Monday, 2 May 2011
Nella's big weekend!
I asked the CBCA executive on Friday what book they had planned to read over the weekend.
Note, I asked for a book. Singular. Just one.
But, on Monday, our secretary - Nella Pickup - emailed me her weekend reads. Nella is a dedicated lover of children's literature and children's expert at a local bookshop. The reason she's an expert? Um, see below!
This is what Nella got up to at the weekend:
"Last weekend was great!" Nella told me. "I read ...
Emily Rodda Bungawitta Omnibus Books
Bernard Beckett August Text Publishing
I had previously enjoyed Genesis – a science fiction book about Anaximander, a student who is facing Examiners, who will question her about The life and times of Adam Forde, 2058 - 2077. Adam had been born shortly after The Final War which engulfed the world in plague. An isolationist republic had been created where ships, aircraft and any approaching refugees were all destroyed on sight. Adam became a popular hero by rebelling against the rigid rules and saving the life of a young refugee. In prison, Adam was forced to converse with a robot, Art, as part of its development. Since Adam’s death, there have been changes, but it is only in the powerful and moving finale that the reader realises that the novel is also a thought experiment. (14+)
With August, Beckett has created a similar experiment. The book opens with Tristan and Grace trapped upside down in a car teetering on a cliff. They are seriously injured and don’t know if the car can be seen from the road. Tristan and Grace don’t know each other but their lives have crossed many times. As they tell each other about themselves, the book becomes a philosophical discussion about the Christian (Augustinian) perspective of free will. And there was my disappointment. The philosophy lesson was too close to the agonies I lived through at school but more importantly it slowed the plot and the horrific truth behind their situation. (Adult)

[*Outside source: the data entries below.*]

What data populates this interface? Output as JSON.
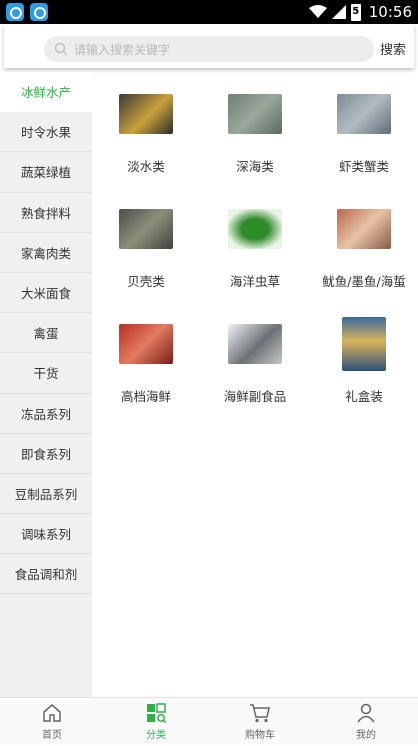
{
  "status_bar": {
    "time": "10:56",
    "battery": "5"
  },
  "search": {
    "placeholder": "请输入搜索关键字",
    "button_label": "搜索"
  },
  "sidebar": {
    "items": [
      {
        "label": "冰鲜水产",
        "active": true
      },
      {
        "label": "时令水果"
      },
      {
        "label": "蔬菜绿植"
      },
      {
        "label": "熟食拌料"
      },
      {
        "label": "家禽肉类"
      },
      {
        "label": "大米面食"
      },
      {
        "label": "禽蛋"
      },
      {
        "label": "干货"
      },
      {
        "label": "冻品系列"
      },
      {
        "label": "即食系列"
      },
      {
        "label": "豆制品系列"
      },
      {
        "label": "调味系列"
      },
      {
        "label": "食品调和剂"
      }
    ]
  },
  "categories": [
    {
      "label": "淡水类"
    },
    {
      "label": "深海类"
    },
    {
      "label": "虾类蟹类"
    },
    {
      "label": "贝壳类"
    },
    {
      "label": "海洋虫草"
    },
    {
      "label": "鱿鱼/墨鱼/海蜇"
    },
    {
      "label": "高档海鲜"
    },
    {
      "label": "海鲜副食品"
    },
    {
      "label": "礼盒装"
    }
  ],
  "tabs": [
    {
      "label": "首页",
      "icon": "home-icon"
    },
    {
      "label": "分类",
      "icon": "category-icon",
      "active": true
    },
    {
      "label": "购物车",
      "icon": "cart-icon"
    },
    {
      "label": "我的",
      "icon": "profile-icon"
    }
  ],
  "colors": {
    "accent": "#2fb14a",
    "sidebar_bg": "#f0f0f0",
    "status_bar_bg": "#000000"
  }
}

The book is a three layer experience. The writer has to balance her life (including tea and cake), her concerns about the state of the world and her writing. The Reader is Nova, a girl who is being bullied at school, whinges about her ever present mother and her constantly disappearing father. The fairytale is about Glory - a girl from a poor family who is unaware she is the subject of a deadly curse until she arrives at a palace to work as maid to sulky Princess Mirabella. Highly recommended. (12+) Thanks to my friend Maureen for suggesting this.
Donna Leon Drawing Conclusions Heinemann
Another Guido Brunetti mystery for those who enjoy books set in Venice with a police inspector who loves his wife, his family, his city and his food.
Linda Olsson Astrid & Veronika Penguin
Story of two women who live next door to each other. The young one, a writer, is grieving over the death of her lover. The old woman has isolated herself from other human beings. As their relationship develops we learn about the two women, both motherless and childless. A quiet novel with beautifully crafted passages."
Nella also told me I shouldn't read in the car (I did my weekend reading - a pale shadow of Nella's achievement), in the car on the way to Stewart's Bay). She said I should listen to audiobooks so my husband can "read along". From now on, I will take any piece of reading advice Nella provides. She truly is a reading superstar!